I have to mention Joy Division too. They never said her name but at the time they really were The Greatest Band in the World. Their bleak, screeching soundscapes summed up the hopelessness of the post-industrial north of England.
That was gritty politics, too. The lead singer killed himself. Some of what happened around that time was indeed life or death; real life was very real indeed.
"While protest singers raged, a parallel force in pop seemed almost to mock them by accident"
Me? I muddled on, dragging myself out of bed for lectures but not for marches - strangely, my apathy would set me in good stead for a future career in journalism, where not taking sides is seen as a professional skill.
But how I loved the music. My favourite pop stars got together as Red Wedge to support the Labour opposition, although once again it seemed to be a case of assembling the 50 people most likely to make the rest of the country vote Conservative; after Labour's third defeat in 1987, they quietly burned the tambourines.
And there was another side. While protest singers raged, a parallel force in pop seemed almost to mock them by accident.
Thatcherism on vinyl
The New Romantics; bands like Spandau Ballet, Duran Duran, Dead or Alive, Visage and - ahem - A Flock of Seagulls, wrote escapist songs that were so many miles from closing pits and dole queues they could have been from another planet.

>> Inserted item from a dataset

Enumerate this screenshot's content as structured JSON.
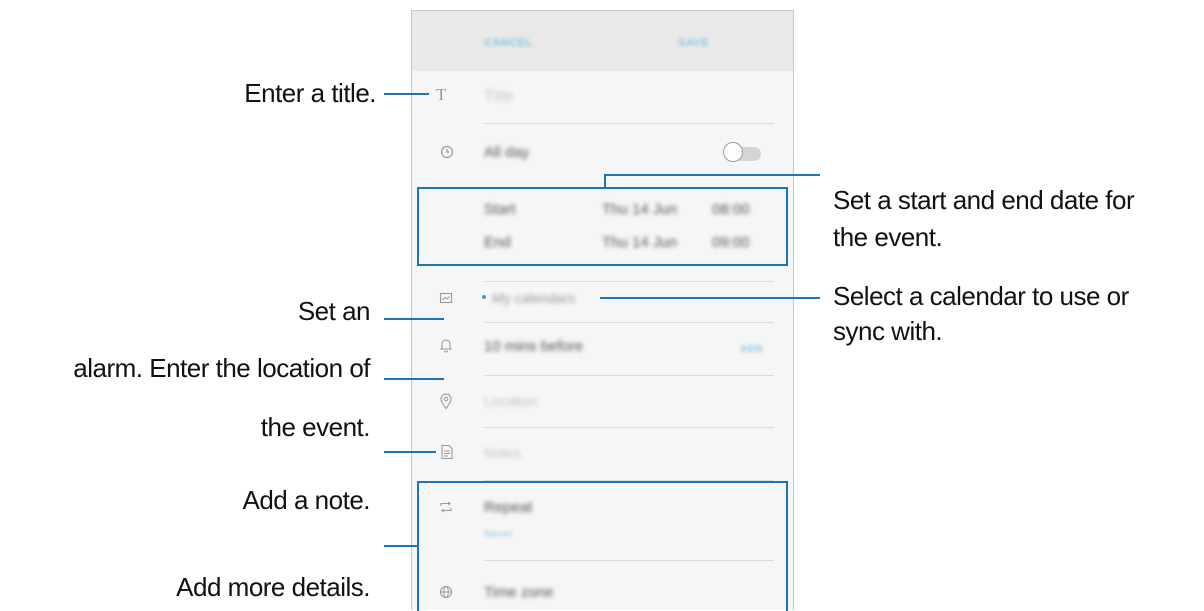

Paul Weller's transmogrification from The Jam singer (snarly) to Style Council frontman (sugary) embodied the shift.
The lyrics of bands like Duran Duran epitomised Tory values
Duran Duran's most famous line: "Her name is Rio and she dances on the sand," seemed to translate as: "I've made a lot of cash under Thatcher and now I'm going to splash it out on a bird whose bikini is falling off."
With their high-stacked hairstyles and flashguns bouncing off limousine bumpers, the New Romantics celebrated low taxation, enterprise and the power of the individual spirit. They were also rather silly. But possibly without meaning to, they had printed the essential values of Thatcherism on vinyl.
Did she notice any of this? I reckon not. I can imagine Thatcher now, stuck in that top room at No 10, working till three in the morning with a glass of whisky at her elbow, cabinet papers spread across her lap.
She changed the country, but maybe she never realised how much she changed our music.
Jeremy Vine's documentary Stand Down Margaret is on Tuesday 16 and 23 June at 2230 BST on BBC Radio 2.